- LCP – Largest Contentful Paint: how long it takes to display the page’s largest element
- FID – First Input Delay: how long it takes for a page to respond to a user’s input
- CLS – Cumulative Layout Shift: if pages suffer from unexpected movements of its content while loading
They are today additional metrics that web developers & SEOs work on, along with the traditional ones:
- TTFB – Time to First Byte: how long it takes for a web server to respond when asked for a page (or any resource)
- FCP – First Contentful Paint: how long it takes for a page to display its first visual element
- Speed Index: how long a page takes to display above-the-fold elements
And many more that can prove relevant depending on the situation.
Google has gradually integrated these Core Web Vitals this year in its web performance tools:
- The CrUX – Chrome User Experience Report: data collected from users of the Chrome browser, both desktop and mobile
- Google Search Console: Search performance monitoring tool from Google, including a Web Vitals report populated by CrUX data by webpage.
- PageSpeed Insights & Lighthouse: web performance tools from Google, reporting page loading KPIs & possible improvements
Google emphasizes the importance of UX and its upcoming impact on SEO, with both providing us with opportunities (tools & KPIs) and threats (loss on organic traffic).
Loading times don’t and won’t matter much for SEO
Since the day Google made the Page Experience announcement, dozens of blog posts & news articles repeat that a website’s loading times is the utmost priority for SEO as of today.

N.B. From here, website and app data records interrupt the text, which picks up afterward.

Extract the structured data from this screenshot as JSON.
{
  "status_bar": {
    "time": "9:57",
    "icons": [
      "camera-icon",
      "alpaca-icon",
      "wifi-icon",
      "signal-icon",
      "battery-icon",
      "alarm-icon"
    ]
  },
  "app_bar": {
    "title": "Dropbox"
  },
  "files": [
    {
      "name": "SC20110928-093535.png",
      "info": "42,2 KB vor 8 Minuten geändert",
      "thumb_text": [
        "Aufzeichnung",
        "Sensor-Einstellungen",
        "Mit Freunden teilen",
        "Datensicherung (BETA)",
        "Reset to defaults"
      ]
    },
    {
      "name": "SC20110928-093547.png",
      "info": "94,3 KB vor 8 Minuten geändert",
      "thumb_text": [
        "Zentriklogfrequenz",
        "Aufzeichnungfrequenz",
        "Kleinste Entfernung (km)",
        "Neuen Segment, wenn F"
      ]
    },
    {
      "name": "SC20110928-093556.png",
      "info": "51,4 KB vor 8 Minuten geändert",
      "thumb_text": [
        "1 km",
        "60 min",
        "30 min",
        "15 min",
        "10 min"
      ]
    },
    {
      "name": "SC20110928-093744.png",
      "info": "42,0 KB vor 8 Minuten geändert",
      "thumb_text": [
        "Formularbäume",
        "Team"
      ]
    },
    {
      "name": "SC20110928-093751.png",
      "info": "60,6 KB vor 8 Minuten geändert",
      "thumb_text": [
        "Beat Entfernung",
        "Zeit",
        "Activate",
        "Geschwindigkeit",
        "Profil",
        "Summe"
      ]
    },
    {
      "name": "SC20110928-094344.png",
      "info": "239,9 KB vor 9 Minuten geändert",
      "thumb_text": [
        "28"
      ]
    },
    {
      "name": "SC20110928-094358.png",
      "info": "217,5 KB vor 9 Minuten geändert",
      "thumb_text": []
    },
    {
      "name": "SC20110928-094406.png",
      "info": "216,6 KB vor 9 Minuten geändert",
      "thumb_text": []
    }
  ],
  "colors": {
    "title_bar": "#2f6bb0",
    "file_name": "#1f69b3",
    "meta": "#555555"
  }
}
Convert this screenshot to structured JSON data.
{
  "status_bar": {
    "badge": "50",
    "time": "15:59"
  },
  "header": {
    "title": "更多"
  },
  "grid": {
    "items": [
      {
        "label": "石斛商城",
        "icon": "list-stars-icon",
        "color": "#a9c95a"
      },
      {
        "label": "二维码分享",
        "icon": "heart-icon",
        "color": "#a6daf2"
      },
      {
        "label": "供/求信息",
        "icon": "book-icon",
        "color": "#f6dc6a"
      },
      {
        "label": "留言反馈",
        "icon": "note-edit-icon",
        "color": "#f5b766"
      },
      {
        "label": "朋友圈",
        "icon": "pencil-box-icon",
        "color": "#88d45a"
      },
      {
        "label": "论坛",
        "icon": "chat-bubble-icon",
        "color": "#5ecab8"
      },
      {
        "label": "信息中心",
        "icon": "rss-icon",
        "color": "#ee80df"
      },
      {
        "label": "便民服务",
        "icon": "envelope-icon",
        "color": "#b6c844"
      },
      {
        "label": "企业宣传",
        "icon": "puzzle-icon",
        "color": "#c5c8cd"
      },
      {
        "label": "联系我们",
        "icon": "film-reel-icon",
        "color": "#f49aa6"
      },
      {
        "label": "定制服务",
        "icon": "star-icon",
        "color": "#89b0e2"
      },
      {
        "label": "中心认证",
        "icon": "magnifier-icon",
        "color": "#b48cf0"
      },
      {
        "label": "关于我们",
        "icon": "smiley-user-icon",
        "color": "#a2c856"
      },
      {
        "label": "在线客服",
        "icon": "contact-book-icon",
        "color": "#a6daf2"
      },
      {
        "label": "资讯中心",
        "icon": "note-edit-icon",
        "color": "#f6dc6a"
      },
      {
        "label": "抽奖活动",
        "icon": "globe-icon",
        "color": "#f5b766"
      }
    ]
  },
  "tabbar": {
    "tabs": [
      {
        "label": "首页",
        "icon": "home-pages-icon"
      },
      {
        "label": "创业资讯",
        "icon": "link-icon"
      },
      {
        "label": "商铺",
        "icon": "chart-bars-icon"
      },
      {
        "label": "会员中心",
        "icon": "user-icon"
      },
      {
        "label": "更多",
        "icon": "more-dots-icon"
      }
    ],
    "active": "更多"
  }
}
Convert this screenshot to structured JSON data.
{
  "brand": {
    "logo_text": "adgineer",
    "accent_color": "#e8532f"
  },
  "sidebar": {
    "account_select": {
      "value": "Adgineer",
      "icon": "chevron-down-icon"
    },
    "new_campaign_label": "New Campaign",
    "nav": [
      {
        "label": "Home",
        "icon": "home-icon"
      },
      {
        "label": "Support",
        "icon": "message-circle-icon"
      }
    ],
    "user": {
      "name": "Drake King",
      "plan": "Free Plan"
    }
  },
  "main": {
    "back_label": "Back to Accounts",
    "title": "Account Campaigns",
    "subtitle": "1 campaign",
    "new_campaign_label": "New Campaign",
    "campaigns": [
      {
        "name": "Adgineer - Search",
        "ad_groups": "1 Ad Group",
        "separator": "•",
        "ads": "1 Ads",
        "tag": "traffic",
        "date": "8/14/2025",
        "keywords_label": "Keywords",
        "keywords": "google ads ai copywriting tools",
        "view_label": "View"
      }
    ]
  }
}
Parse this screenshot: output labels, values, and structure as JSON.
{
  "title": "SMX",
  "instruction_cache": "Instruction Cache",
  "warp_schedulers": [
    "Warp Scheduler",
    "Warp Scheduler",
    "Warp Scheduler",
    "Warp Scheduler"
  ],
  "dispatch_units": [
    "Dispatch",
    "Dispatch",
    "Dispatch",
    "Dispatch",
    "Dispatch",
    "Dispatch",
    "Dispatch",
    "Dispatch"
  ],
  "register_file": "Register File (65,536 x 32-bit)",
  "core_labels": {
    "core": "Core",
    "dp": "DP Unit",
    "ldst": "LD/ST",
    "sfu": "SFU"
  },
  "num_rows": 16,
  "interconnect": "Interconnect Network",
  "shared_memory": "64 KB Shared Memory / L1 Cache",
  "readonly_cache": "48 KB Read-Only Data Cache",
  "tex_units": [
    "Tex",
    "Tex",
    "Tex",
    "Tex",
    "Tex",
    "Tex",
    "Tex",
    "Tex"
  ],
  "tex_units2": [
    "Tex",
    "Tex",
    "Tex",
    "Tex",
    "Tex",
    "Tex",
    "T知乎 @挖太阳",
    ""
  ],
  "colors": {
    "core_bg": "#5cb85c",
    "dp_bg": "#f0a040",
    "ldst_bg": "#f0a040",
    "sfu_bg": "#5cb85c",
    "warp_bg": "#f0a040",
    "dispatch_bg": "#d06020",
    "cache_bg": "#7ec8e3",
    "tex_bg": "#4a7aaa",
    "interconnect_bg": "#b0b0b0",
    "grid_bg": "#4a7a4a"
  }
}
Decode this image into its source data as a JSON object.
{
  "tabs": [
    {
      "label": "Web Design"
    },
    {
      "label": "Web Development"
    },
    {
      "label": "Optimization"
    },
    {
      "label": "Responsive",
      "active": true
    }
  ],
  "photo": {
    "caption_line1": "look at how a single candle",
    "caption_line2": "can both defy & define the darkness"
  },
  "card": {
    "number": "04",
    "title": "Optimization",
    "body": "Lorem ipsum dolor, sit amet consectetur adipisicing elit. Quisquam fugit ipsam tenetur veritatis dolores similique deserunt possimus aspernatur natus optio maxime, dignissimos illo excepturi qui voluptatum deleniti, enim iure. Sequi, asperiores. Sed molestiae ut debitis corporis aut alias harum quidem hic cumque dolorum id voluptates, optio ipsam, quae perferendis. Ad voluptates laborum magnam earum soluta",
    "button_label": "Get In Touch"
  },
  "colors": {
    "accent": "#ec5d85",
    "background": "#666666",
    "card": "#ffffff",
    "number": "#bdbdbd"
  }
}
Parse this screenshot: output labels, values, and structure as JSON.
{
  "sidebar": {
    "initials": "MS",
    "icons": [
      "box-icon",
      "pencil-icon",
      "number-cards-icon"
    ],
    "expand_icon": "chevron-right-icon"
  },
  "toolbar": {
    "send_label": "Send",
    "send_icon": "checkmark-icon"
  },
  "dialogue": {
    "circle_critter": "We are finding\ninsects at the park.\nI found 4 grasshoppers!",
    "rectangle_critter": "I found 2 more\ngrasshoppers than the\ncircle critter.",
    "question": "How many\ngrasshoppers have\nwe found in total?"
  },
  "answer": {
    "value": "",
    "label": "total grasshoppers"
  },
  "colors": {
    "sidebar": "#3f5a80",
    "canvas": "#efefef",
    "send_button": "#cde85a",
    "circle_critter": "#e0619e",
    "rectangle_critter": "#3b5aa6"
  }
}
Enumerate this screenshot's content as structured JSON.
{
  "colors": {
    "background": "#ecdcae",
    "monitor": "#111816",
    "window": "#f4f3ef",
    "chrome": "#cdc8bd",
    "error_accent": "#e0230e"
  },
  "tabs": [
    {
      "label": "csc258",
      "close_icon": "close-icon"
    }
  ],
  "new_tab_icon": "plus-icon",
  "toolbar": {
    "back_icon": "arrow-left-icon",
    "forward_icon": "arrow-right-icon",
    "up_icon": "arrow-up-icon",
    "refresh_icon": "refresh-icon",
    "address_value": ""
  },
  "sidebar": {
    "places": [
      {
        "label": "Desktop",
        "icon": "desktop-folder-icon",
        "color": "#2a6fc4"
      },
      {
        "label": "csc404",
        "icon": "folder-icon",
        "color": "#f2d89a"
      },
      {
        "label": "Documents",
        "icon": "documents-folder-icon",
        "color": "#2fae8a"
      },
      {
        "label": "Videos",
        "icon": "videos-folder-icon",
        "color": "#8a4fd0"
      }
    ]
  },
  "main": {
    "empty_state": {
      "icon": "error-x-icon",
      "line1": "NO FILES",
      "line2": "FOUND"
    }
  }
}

When giving a bit more thought to the topic than just headlines, this is clearly not the case. The Core Web Vitals will be included in 2021 to the Search Signals for Page Experience set of organic ranking factors. These factors include such impacting ones as HTTPS and No intrusive interstitials, both having virtually no influence on rankings. It’s not uncommon to see websites who rank well without a decent mobile experience, abusive interstitials and sometimes even no HTTPS (sometimes even a combination of all three).
The basics of SEO are still the strongest ranking factors, and should be kept as the constant priority. Google has a habit of loudly making webmasters & webmarketers believe that their upcoming updates will be as meaningful as the Panda / Penguin algorithm updates from 5 years ago, even though the “Mobilegeddon” and the Interstitial updates had virtually no impact.
…but already impact a website’s revenue
For those who don’t consider a drop in organic visibility as a likely threat, Google knows what really matters in the end: conversions. To address C-level executives, Google commissioned a study by Deloitte Digital to measure “how improvements in mobile site speed positively affect a brand’s bottom line”. The Milliseconds make Millions report puts forward strong correlations between small improvements in mobile loading times and user engagement (page views, conversion rate & average order value).
Google’s emphasis on website speed is therefore relevant and beneficial to the web as a whole, but needs to be considered as more than just SEO. A website’s purpose isn’t its organic visibility, but brand image and in the end, user conversion (sales, leads, pages/visit). Improving user experience isn’t only a separate expertise, but a global process in which the following steps matter :
- Audit a website’s web performance to identify improvement opportunities
- Improve UX with conversions in mind
- Measure the impact of improvements by monitoring the relevant KPIs